Over the weekend I witnessed interesting behaviour in a flock of swallows along the Speed River. Friday afternoon on the way home from work I stopped in Riverside Park and found a mixed-species flock of swallows feeding over the river just south of Woodlawn Bridge. There were approximately 200 birds of three species, predominantly tree swallows with large comparable proportions of barn and northern rough-winged swallows.
A strong breeze blew almost parallel to the current. Numerous tiny winged insects appeared to be struggling on the surface of the water. Perhaps the breeze had prevented them from escaping it, or perhaps the intense bird activity had driven them down. The swallows would fly swiftly downwind for a distance, then turn and use the headwind to slow them so they could dip close to the surface and pick up bugs on the way back upstream.
I was suprised to see so many birds of different species feeding in one place, and wondered whether it might be a co-operative strategy. Possibly they all happened to be in one place because the food was there.
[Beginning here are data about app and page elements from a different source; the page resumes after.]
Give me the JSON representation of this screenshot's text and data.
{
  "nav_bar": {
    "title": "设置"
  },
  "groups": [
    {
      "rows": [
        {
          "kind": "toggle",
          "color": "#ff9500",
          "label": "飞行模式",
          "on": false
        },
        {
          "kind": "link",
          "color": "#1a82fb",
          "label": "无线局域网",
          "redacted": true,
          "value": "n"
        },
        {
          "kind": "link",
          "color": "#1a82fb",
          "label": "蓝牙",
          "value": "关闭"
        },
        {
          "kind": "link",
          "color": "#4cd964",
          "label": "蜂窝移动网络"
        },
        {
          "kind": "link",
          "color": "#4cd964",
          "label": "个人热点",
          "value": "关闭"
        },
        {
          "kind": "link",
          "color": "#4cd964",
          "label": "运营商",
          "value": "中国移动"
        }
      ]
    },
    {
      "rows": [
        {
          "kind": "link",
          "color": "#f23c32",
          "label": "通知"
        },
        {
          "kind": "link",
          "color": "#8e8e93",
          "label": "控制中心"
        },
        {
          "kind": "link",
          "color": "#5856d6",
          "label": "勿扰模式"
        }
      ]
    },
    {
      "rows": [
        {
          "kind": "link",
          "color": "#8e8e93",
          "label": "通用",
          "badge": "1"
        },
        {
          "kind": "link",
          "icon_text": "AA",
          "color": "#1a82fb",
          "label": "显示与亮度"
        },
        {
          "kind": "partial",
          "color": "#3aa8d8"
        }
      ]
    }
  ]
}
However, something else happened to indicate a social dynamic among the species.
While feeding they seldom vocalized. Suddenly something excited the birds. Perhaps they had detected a bird of prey. All at once they rose above the treetops and began vocalizing noisily. They continued to circle, remaining in a distinct flock. This lasted for 30 seconds, then the swallows returned to the river, resumed feeding, and became quiet again.
An article from Stanford University’s website discusses mixed species flocking. Wikipedia also offers a useful entry on this foraging behaviour. It is fairly common among insectivorous birds such as chickadees, nuthatches, woodpeckers, warblers and vireos in North America, other species in different parts of the world. Scientists have some theories about why they do this, for example the mixed flock may protect less vigilant species from predators so they can concentrate on foraging. Research suggests it is more likely to occur when food is scarce.
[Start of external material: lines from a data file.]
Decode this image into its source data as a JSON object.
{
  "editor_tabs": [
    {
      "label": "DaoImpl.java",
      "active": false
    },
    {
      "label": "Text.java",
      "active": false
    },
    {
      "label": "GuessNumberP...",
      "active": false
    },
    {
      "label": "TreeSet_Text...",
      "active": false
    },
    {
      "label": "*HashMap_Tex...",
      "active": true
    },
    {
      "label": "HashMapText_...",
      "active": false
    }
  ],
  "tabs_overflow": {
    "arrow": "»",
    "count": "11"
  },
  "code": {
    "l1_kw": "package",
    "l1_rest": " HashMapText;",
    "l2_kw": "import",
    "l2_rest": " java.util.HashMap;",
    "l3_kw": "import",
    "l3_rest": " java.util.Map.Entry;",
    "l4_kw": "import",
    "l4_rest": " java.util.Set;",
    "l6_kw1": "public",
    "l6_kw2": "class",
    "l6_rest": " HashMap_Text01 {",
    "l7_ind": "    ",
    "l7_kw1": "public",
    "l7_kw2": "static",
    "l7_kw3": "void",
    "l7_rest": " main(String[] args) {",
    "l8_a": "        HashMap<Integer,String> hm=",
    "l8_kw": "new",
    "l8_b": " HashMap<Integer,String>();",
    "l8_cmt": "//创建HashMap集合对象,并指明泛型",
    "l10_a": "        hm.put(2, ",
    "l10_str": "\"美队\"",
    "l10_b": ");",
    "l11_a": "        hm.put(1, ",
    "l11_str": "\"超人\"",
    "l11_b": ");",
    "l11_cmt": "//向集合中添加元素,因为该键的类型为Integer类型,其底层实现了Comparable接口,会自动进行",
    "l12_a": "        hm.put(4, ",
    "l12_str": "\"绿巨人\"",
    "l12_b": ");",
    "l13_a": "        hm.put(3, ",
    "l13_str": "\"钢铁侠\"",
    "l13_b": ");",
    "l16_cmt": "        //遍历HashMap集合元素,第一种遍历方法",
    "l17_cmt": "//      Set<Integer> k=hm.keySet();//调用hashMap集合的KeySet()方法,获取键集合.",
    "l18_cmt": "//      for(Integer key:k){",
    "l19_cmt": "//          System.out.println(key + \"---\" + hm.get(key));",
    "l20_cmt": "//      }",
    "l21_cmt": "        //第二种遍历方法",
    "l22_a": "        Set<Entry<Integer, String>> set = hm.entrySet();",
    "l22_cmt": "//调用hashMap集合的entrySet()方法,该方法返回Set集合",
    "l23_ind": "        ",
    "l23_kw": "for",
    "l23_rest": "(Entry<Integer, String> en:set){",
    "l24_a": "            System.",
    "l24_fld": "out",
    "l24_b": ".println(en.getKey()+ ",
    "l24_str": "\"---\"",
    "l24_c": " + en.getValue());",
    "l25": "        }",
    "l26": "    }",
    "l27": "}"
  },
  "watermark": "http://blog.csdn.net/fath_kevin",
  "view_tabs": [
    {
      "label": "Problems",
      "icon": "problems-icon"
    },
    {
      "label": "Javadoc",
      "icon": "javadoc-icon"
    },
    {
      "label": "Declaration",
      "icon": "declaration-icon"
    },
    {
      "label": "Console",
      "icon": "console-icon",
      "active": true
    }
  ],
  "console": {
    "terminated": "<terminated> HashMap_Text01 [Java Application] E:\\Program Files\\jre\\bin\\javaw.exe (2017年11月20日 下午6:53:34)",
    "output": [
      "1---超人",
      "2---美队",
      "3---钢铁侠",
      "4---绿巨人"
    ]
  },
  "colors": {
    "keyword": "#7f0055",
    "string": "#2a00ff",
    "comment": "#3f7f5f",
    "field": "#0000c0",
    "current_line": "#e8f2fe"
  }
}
Food scarcity probably brought the swallows together. When I asked Chris Earley, interpretive biologist and education direction at University of Guelph Arboretum, about what I had seen, he pointed out that cold weather has not favoured the emergence of insects. The swallows would stand the best chance of finding food close to the river.
The literature scarcely mentions swallows, indicating only that they “rarely join” mixed species foraging. Possibly the swallows appeared together only because they had found the best source of food. However, interaction within the flock suggested something more complex.
I expected it to be an isolated incident, but I was wrong. Two days later, on Sunday afternoon, I went for a walk near the covered bridge, several kilometres downstream from the first location, and again encountered dozens of swallows feeding together over the river. The numbers seemed slightly less, but the proportion of species was similar. Evidently a few individuals had parted ranks, moved to breeding territory or perished, however I believe I stumbled coincidentally on the same group of birds in a different place.
On this occasion I witnessed pairs of birds flying in close formation over the water several times, usually a tree swallow with a northern rough-winged swallow. Tree and barn swallows appeared to be slightly stronger, more agile flyers, however all three are highly competent. The formation flying appeared to be deliberate, however I can only speculate about its purpose.